Data for analysis Block Start

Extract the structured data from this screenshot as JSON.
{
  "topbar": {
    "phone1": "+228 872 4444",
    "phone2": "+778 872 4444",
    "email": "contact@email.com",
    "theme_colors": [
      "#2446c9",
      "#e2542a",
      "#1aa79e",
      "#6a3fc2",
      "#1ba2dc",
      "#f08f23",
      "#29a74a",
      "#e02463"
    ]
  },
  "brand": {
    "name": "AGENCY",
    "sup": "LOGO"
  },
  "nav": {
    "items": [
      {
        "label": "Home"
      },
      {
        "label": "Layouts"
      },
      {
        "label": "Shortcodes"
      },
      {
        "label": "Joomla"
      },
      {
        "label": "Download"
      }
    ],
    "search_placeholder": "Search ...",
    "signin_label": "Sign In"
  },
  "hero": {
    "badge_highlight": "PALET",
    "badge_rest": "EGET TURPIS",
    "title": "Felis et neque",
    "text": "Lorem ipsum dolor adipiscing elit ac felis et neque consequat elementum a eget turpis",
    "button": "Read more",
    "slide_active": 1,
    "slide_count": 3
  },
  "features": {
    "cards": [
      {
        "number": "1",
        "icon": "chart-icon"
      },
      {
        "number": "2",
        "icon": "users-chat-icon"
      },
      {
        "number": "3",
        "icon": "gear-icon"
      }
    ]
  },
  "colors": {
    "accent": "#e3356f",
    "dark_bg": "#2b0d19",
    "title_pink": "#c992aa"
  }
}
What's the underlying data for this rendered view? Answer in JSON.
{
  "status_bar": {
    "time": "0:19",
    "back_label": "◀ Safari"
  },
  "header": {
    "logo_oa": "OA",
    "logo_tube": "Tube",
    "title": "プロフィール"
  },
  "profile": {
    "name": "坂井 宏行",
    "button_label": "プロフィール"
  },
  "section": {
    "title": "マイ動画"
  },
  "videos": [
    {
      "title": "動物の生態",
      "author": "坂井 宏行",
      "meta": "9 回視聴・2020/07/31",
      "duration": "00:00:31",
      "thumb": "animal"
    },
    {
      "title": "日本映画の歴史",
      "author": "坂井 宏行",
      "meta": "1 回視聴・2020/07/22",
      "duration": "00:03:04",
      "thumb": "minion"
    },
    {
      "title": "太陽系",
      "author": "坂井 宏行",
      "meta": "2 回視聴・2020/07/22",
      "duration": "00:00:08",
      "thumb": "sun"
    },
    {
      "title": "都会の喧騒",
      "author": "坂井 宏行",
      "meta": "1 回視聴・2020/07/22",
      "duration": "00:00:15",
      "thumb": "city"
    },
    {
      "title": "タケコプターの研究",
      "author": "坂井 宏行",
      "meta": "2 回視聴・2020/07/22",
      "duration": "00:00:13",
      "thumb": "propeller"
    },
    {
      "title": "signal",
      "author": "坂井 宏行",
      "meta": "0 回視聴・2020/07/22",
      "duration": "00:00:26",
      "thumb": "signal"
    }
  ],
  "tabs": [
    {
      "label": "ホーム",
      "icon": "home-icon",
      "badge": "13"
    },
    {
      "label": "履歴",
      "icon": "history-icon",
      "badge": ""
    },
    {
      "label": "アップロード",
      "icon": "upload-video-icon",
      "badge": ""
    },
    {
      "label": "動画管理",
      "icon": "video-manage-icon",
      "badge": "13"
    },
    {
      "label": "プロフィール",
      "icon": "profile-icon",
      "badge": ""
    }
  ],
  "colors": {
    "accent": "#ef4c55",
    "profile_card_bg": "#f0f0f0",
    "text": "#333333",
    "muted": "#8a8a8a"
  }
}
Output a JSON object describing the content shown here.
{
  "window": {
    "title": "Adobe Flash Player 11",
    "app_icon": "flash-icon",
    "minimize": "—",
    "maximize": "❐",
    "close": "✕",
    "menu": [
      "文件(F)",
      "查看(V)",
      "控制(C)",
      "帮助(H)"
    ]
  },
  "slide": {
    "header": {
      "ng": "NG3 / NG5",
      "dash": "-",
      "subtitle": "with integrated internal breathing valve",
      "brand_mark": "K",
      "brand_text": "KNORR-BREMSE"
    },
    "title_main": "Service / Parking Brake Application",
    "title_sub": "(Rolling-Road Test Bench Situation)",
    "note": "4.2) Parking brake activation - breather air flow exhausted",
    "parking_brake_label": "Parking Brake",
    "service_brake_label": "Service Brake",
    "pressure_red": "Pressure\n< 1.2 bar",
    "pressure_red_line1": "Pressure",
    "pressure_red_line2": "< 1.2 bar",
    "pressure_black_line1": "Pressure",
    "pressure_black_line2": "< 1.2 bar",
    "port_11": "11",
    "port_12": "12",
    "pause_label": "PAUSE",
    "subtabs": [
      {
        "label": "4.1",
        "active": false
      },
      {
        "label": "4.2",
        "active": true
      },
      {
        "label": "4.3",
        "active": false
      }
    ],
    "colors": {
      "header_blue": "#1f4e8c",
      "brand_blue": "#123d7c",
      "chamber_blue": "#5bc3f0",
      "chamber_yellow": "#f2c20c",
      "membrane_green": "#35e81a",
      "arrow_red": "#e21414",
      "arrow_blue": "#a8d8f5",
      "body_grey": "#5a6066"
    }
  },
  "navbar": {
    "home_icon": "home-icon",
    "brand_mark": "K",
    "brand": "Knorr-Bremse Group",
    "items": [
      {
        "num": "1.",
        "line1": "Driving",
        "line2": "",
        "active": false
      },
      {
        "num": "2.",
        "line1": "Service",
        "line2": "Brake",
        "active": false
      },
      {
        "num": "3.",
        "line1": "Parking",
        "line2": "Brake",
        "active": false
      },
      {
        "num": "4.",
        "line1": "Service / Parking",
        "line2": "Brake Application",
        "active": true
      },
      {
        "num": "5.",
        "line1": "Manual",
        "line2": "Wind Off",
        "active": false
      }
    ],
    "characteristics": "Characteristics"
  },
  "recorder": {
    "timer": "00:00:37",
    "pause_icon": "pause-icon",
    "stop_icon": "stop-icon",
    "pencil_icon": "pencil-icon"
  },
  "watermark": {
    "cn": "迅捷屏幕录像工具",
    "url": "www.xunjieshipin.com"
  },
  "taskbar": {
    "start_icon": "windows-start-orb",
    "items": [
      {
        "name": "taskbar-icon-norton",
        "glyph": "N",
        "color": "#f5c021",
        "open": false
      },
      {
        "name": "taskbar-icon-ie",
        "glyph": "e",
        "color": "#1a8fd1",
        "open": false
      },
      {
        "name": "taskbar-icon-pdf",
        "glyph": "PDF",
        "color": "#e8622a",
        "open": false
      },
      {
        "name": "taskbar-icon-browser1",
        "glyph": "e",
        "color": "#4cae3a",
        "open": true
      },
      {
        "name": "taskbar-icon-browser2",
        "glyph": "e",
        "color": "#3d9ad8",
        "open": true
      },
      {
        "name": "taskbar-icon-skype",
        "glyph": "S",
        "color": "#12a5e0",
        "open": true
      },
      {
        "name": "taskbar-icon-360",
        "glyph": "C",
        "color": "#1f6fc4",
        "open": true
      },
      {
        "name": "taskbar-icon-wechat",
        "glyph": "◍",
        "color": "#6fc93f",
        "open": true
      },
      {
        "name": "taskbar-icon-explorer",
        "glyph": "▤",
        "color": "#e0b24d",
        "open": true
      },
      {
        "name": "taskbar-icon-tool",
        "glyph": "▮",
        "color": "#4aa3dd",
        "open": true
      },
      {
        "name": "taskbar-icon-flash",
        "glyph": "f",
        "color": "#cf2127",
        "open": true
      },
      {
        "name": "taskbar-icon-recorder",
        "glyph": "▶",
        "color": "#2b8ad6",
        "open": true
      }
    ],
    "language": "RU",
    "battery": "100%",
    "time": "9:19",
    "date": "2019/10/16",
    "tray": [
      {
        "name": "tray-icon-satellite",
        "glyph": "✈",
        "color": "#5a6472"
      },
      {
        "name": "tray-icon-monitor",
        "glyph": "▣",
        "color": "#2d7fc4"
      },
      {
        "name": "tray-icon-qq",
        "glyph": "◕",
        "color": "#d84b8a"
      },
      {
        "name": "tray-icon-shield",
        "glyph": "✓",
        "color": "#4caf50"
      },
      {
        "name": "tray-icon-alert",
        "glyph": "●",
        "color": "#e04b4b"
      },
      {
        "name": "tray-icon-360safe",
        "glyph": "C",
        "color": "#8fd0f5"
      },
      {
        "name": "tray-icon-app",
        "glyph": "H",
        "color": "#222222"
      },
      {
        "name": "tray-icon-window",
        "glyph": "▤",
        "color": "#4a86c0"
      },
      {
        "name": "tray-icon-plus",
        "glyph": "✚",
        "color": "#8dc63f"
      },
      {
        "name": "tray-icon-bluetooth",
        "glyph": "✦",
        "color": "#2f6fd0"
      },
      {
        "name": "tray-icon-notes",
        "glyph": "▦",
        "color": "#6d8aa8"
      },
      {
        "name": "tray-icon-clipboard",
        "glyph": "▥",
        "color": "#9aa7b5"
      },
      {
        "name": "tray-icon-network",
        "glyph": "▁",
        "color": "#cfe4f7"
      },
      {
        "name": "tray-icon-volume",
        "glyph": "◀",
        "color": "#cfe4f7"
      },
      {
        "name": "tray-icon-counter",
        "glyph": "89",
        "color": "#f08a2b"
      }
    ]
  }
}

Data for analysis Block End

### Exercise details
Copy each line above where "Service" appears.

### Answer box
    "title_main": "Service / Parking Brake Application",
    "service_brake_label": "Service Brake",
        "line1": "Service",
        "line1": "Service / Parking",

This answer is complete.